Paul Scholes column

I don't believe Evans was spitting at Cissé. It was a reflex. But what the Newcastle striker did next was horrible
Miguel Layun interview: From the Azteca to Vicarage Road with a million followers

From the Azteca to Vicarage Road with a million followers

Miguel Layun is a star in Mexico where he was criticised for leaving to join Watford. But he says he sees the bigger picture
Frank Warren column: Amir Khan ready to meet winner of Floyd Mayweather v Manny Pacquiao

Khan ready to meet winner of Mayweather v Pacquiao
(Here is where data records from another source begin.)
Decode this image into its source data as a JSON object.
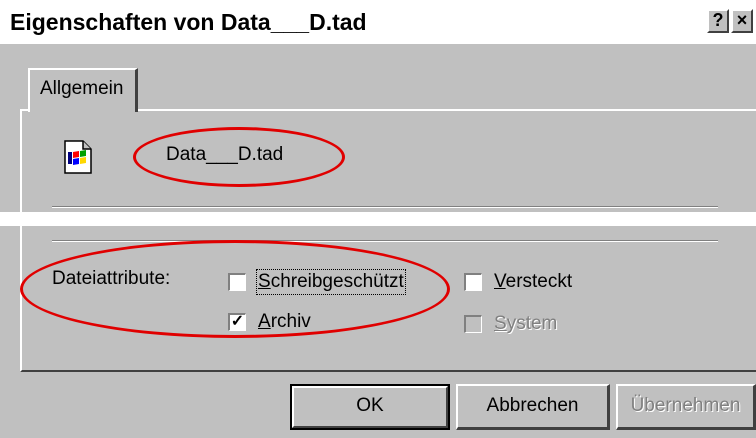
{
  "window": {
    "title": "Eigenschaften von Data___D.tad",
    "help_label": "?",
    "close_label": "×"
  },
  "tabs": [
    {
      "label": "Allgemein",
      "active": true
    }
  ],
  "file": {
    "name": "Data___D.tad",
    "icon": "windows-file-icon"
  },
  "attributes": {
    "label": "Dateiattribute:",
    "checkboxes": [
      {
        "label_u": "S",
        "label_rest": "chreibgeschützt",
        "checked": false,
        "disabled": false
      },
      {
        "label_u": "A",
        "label_rest": "rchiv",
        "checked": true,
        "disabled": false
      },
      {
        "label_u": "V",
        "label_rest": "ersteckt",
        "checked": false,
        "disabled": false
      },
      {
        "label_u": "S",
        "label_rest": "ystem",
        "checked": false,
        "disabled": true
      }
    ]
  },
  "buttons": {
    "ok": "OK",
    "cancel": "Abbrechen",
    "apply": "Übernehmen"
  },
  "colors": {
    "face": "#c0c0c0",
    "highlight_ellipse": "#e00000"
  }
}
The Bolton fighter is unlikely to take on Kell Brook with two superstar opponents on the horizon, says Frank Warren
War with Isis: Iraq's government fights to win back Tikrit from militants - but then what?

Baghdad fights to win back Tikrit from Isis – but then what?

Patrick Cockburn reports from Kirkuk on a conflict which sectarianism has made intractable